*EXERCISE AIM*
Copy each line of the following material that has the string "icon".

*MATERIAL PROVIDED*
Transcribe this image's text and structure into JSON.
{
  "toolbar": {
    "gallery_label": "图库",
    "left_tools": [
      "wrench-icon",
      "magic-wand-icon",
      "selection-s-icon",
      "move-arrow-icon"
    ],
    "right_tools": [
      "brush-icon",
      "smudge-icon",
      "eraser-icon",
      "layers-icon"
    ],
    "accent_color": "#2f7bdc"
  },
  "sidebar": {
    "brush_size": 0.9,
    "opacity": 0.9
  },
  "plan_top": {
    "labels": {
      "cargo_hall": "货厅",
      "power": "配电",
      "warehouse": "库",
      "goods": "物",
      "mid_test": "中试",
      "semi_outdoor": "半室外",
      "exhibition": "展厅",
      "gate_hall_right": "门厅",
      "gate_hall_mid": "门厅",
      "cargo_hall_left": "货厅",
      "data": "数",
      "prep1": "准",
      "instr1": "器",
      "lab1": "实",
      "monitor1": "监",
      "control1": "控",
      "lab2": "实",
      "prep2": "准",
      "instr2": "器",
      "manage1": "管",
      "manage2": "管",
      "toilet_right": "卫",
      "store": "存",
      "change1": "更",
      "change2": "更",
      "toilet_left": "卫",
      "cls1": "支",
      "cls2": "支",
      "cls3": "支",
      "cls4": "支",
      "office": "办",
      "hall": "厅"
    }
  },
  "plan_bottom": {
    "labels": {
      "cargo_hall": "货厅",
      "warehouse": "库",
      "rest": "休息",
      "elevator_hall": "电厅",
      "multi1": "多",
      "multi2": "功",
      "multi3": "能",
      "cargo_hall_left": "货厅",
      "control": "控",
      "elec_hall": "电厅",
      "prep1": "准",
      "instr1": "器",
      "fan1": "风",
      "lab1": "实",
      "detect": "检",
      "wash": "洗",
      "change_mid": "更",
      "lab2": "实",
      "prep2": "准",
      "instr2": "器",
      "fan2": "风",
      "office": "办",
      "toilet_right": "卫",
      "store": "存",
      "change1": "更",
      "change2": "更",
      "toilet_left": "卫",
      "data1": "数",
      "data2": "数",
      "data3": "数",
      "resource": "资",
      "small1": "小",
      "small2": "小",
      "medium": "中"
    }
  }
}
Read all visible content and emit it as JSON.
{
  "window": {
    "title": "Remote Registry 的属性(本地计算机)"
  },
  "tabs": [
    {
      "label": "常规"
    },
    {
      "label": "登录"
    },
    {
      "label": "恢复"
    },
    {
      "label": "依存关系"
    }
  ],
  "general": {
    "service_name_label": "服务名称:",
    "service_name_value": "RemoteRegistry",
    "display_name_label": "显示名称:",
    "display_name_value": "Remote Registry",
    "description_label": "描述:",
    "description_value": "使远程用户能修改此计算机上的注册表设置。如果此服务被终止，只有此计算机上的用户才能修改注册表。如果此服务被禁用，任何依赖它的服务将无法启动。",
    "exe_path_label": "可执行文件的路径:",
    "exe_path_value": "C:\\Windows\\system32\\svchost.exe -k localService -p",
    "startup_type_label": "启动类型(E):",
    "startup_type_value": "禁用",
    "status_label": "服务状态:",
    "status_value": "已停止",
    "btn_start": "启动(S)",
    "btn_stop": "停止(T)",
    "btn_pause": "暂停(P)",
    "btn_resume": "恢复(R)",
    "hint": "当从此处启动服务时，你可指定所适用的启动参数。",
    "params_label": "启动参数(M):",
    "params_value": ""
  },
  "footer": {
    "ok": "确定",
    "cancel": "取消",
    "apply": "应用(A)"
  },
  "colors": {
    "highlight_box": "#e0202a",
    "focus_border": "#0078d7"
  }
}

*SOLUTION FOR THIS TASK*
      "wrench-icon",
      "magic-wand-icon",
      "selection-s-icon",
      "move-arrow-icon"
      "brush-icon",
      "smudge-icon",
      "eraser-icon",
      "layers-icon"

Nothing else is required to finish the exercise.